Patriotic Article
Military

Truck Talk
by U.S. Army Sgt. William A. Parsons - July 5, 2014

FORT STEWART, Ga. - Army truckers are an interesting bunch. They work long hours, receive none of the recognition, but live for the ride.

Soldiers with the 298th Transportation Company are hauling fuel across the eastern seaboard as part of the Quartermaster Liquid Logistics Training Exercise (QLLEX), the most significant petroleum distribution operation in the Army. I have arrived at a training outpost in the woods of Georgia to cover the event.

With the modernization of our Army comes the need for more energy to sustain military operations. This is why ... despite the public perception of GIs as men who storm beachheads in France ... the vast majority of Soldiers serve in some kind of support role. Truck drivers being one of them.

It is oftentimes a thankless job, but somebody has to get fuel and water to the troops, or our military would fall apart.

The sun sets on another Georgia sky as truck drivers with the 298th Transportation Company huddle together with members of the 327th Quartermaster Battalion for their evening safety brief and update, during the Quartermaster Liquid Logistics Exercise (QLLEX), June 10, 2014. The 2014 QLLEX is being used this year to provide a testing platform for two new capabilities being considered for the liquid logistics community. (U.S. Army photo by Sgt. William A. Parsons)
The sun sets on another Georgia sky as truck drivers with the 298th Transportation Company huddle together with members of the 327th Quartermaster Battalion for their evening safety brief and update, during the Quartermaster Liquid Logistics Exercise (QLLEX), June 10, 2014. The 2014 QLLEX is being used this year to provide a testing platform for two new capabilities being considered for the liquid logistics community. (U.S. Army photo by Sgt. William A. Parsons)

“Without fuel nothing runs, without transportation, nothing moves,” Several truckers explain, as they escort me to the 298th Headquarters. This is the perspective of a trucker.

We approach a canvas tent, and the first thing to be noticed is a large sign which reads:

Weather forecast:
10 June – hot
11 June – hotter
12 June – ridiculous

This is an accurate assessment of Georgia. Inside is a meager setup for an office: in the far corner sits a radio communication system manned by two perspiring Soldiers, and to the left is a foldable table with several laptops. Strategically placed fans buzz with the constant stream of air to combat the heat.

These are the type of living conditions the 56 truckers of the 298th will have to deal with during QLLEX. When they are not on the road ensuring the delivery of fuel, truckers are stuck with the heat.

As the outpost begins winding down for the day, a dust-caked tanker rolls to a stop outside, and the 298th Truck Master, Sgt. Arthur McDonald, dismounts the vehicle.
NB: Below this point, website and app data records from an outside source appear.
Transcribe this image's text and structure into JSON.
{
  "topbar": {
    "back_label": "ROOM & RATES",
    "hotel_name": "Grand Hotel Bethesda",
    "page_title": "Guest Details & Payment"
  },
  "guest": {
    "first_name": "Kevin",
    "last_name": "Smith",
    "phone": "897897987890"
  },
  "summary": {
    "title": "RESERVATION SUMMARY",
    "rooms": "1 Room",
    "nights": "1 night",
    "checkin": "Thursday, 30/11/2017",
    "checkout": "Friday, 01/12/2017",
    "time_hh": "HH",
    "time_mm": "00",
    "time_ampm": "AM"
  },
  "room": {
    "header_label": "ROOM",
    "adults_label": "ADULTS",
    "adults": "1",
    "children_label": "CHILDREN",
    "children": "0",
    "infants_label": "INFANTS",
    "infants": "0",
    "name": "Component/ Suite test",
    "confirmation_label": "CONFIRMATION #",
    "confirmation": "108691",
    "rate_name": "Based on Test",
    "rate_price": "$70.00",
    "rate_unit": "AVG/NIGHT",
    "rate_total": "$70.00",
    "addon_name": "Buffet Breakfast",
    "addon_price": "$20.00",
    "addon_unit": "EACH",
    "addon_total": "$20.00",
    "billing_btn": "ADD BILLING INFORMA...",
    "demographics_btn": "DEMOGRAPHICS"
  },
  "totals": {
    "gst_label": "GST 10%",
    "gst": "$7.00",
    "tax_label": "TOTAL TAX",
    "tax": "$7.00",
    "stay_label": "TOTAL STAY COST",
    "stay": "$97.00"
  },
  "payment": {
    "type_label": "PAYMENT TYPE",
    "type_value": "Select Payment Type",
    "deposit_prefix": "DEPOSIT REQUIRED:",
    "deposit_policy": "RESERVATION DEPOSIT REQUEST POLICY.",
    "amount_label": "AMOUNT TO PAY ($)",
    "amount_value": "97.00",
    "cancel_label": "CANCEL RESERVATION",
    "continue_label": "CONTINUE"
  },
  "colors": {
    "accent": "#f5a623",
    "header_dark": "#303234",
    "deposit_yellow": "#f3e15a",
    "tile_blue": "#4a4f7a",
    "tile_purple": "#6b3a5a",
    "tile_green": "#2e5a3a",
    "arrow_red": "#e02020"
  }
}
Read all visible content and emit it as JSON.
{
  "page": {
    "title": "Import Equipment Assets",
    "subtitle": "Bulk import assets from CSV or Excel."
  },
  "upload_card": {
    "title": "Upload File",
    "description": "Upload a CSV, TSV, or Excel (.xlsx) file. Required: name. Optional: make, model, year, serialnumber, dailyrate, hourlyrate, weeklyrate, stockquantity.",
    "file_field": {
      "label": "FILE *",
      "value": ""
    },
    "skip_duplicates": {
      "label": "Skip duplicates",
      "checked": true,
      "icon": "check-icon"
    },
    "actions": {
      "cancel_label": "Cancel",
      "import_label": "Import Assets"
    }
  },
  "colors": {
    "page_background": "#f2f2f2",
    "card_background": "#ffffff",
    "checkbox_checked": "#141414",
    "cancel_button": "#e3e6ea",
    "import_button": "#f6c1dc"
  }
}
He rips off his soaked ACU top and plops himself down in a seat next to me.

“This is somewhat similar to running in Iraq,” he said, wiping sweat from his brow. “Today we hauled 50k.”

With the massive fueling exercise underway, the Penn. based 298th has found themselves on the road quite a bit. A map on the table highlights refueling operations being conducted all over the south: from Fort A.P. Hill, Virginia, to Charleston, South Carolina.

“This is the farthest we've hauled petroleum south,” added McDonald, who coincidentally, hails from Oil City, Pennsylvania.

If it was not for annual training, most truckers would not get enough driving time, McDonald said.

“They want to drive. That's why they joined.”

That sentiment appears to be what motivates these Soldiers through the heat.

McDonald looks over to the headquarters platoon sergeant, Sgt. 1st Class Patrick Nikolai, and asks if showers have been delivered to the outpost yet.

“Yup,” Nikolai responds.

A slight smile then lights up McDonald's face. There will be showers now, a small bit of relief.

Delivered, of course, by truckers.

By U.S. Army Sgt. William A. Parsons
Provided through DVIDS
Copyright 2014

Comment on this article